||BACKGROUND: Emissions from household coal combustion associated with cooking and heating are an important public health issue, particularly in China where hundreds of millions of people are exposed. Although coal emissions are a known human carcinogen, there is still uncertainty about the level of risk for lung and other cancers. METHODS: We performed a meta-analysis on 25 case-control studies (10,142 cases and 13,416 controls) to summarize the association between household coal use and lung cancer risk, and to explore the effect modification of this association by geographical location.
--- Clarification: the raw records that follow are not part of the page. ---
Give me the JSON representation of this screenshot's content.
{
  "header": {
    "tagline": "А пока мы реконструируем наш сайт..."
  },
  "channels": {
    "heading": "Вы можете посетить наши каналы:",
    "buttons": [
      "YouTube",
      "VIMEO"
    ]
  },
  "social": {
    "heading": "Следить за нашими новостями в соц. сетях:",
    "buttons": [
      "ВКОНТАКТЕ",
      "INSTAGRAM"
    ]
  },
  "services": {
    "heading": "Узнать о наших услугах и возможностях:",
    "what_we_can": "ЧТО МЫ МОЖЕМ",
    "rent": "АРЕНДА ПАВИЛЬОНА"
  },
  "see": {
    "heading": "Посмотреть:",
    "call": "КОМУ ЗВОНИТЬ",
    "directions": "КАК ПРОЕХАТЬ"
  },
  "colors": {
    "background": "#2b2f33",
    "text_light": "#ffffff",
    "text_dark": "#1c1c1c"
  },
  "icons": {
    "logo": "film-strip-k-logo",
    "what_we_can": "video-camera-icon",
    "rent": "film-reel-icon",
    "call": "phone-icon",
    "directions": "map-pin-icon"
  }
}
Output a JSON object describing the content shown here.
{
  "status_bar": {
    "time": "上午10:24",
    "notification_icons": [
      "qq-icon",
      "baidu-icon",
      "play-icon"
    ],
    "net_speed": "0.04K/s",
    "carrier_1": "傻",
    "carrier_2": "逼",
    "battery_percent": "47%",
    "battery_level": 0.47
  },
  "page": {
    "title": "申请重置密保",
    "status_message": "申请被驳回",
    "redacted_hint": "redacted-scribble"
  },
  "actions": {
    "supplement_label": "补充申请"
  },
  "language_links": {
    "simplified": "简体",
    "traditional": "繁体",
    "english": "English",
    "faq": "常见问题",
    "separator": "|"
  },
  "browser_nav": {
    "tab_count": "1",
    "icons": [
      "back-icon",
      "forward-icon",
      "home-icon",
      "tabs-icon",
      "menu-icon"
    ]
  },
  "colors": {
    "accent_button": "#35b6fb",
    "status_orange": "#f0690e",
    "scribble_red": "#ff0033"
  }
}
RESULTS: Using random-effects models, household coal use was found to be associated with lung cancer risk among all studies throughout the world [odds ratio (OR) = 2.15; 95% confidence interval (CI) = 1.61-2.89, N(studies) = 25], and particularly among those studies carried out in mainland China and Taiwan (OR = 2.27; 95% CI = 1.65-3.12, N(studies) = 20). Stratification by regions of mainland China and Taiwan found a variation in effects across the regions, with south/southeastern (OR = 3.27; 95% CI = 1.27-8.42, N(studies) = 3) and southwestern China (OR = 2.98; 95% CI = 1.18-7.53, N(studies) = 3) experiencing the highest risk. The elevated risk associated with coal use throughout Asia was also observed when stratifying studies by gender, smoking status, sample size, design (population vs hospital case-control) and publication language. No significant publication bias was found (p(Begg's) = 0.15). CONCLUSIONS: Our results provide evidence that although the carcinogenic effect of coal use varies by location, coals from many locations exhibit elevated lung cancer risks.